=== SOURCE RECORDS ===

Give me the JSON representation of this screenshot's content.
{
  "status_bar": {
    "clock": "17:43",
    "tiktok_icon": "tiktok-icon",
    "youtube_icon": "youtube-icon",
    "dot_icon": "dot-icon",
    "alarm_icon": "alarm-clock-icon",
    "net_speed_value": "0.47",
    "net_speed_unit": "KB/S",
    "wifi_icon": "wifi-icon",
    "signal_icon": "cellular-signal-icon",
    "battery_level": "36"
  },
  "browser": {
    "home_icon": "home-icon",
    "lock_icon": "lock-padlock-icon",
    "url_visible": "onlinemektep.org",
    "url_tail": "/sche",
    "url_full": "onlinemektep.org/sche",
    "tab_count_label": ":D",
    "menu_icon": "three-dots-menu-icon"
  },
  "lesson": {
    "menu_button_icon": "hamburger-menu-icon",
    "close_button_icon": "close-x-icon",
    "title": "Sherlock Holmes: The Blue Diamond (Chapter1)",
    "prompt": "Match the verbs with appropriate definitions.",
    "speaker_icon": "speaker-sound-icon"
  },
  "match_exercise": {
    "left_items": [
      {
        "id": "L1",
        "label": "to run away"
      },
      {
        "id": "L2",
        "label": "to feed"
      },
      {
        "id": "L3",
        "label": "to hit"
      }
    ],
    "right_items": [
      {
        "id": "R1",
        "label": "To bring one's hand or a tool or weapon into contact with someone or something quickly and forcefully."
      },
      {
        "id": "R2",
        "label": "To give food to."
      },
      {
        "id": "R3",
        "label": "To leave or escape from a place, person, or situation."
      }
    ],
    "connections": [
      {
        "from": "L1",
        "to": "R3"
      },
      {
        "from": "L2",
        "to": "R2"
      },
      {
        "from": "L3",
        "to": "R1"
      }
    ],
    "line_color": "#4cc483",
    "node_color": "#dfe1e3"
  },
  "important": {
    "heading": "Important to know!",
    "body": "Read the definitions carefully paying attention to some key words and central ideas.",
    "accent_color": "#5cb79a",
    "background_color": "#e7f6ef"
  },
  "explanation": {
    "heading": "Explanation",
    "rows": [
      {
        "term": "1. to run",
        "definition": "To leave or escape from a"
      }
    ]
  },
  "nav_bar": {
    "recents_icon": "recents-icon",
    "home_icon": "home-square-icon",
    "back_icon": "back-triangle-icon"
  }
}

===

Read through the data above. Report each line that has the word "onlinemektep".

    "url_visible": "onlinemektep.org",
    "url_full": "onlinemektep.org/sche",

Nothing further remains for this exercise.